MDRC is investigating programs that integrate traditional instruction with such services as academic and nonacademic counseling, course preparation assistance, and career guidance to help students stay in school and succeed academically, while managing the competing demands of school, work, and family.

The Latest
Infographic

Ten years ago, CUNY ASAP began as a pilot program serving just over a thousand students at six CUNY colleges. Because of its remarkable effects on community college graduation rates, the program has since expanded substantially and has benefited tens of thousands of students. 

Issue Focus

Forty percent of all entering college students and over half of entering community college students must take at least one remedial course. Fewer than half make it through developmental education. This two-page Looking Forward memo provides an overview of research evidence in four areas of developmental education reform.

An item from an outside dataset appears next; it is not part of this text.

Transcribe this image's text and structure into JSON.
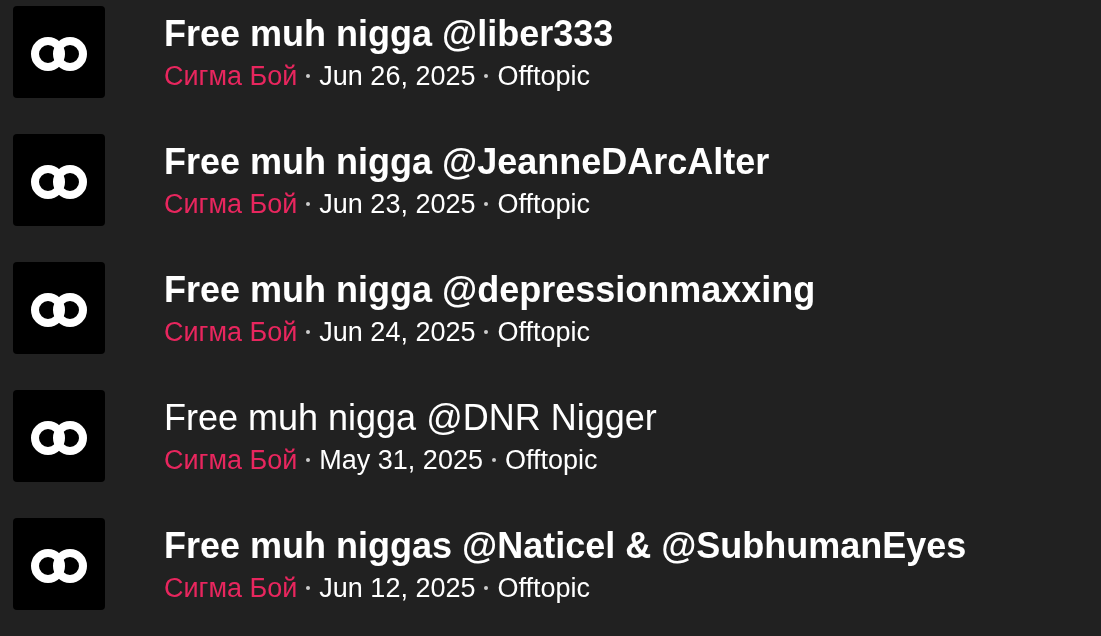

Key Documents
Report

Four-Year Findings from Chaffey College’s Opening Doors Program

This program included a “College Success” course and offered enhanced counseling. A change from optional to required services led to increased program participation, and the new program decreased the percentage on academic probation after the two program semesters. Nevertheless, after four years, the program had no discernible effect on academic outcomes.

Issue Focus

MDRC’s evaluation of CUNY’s ASAP, which showed that the program is doubling the graduation rate of students who start with developmental needs, has gained a lot of attention. Here are some of the most frequently asked questions we’ve received about ASAP and the study — as well as their answers.

Testimony

Submitted to the U.S. Senate Committee on Health, Education, Labor, and Pensions

Following up on testimony delivered before the Senate Health, Education, Labor, and Pensions Committee on August 5, 2015, Lashawn Richburg-Hayes submitted additional information on opportunities for innovation in financial aid and student support services in the reauthorization of the Higher Education Act.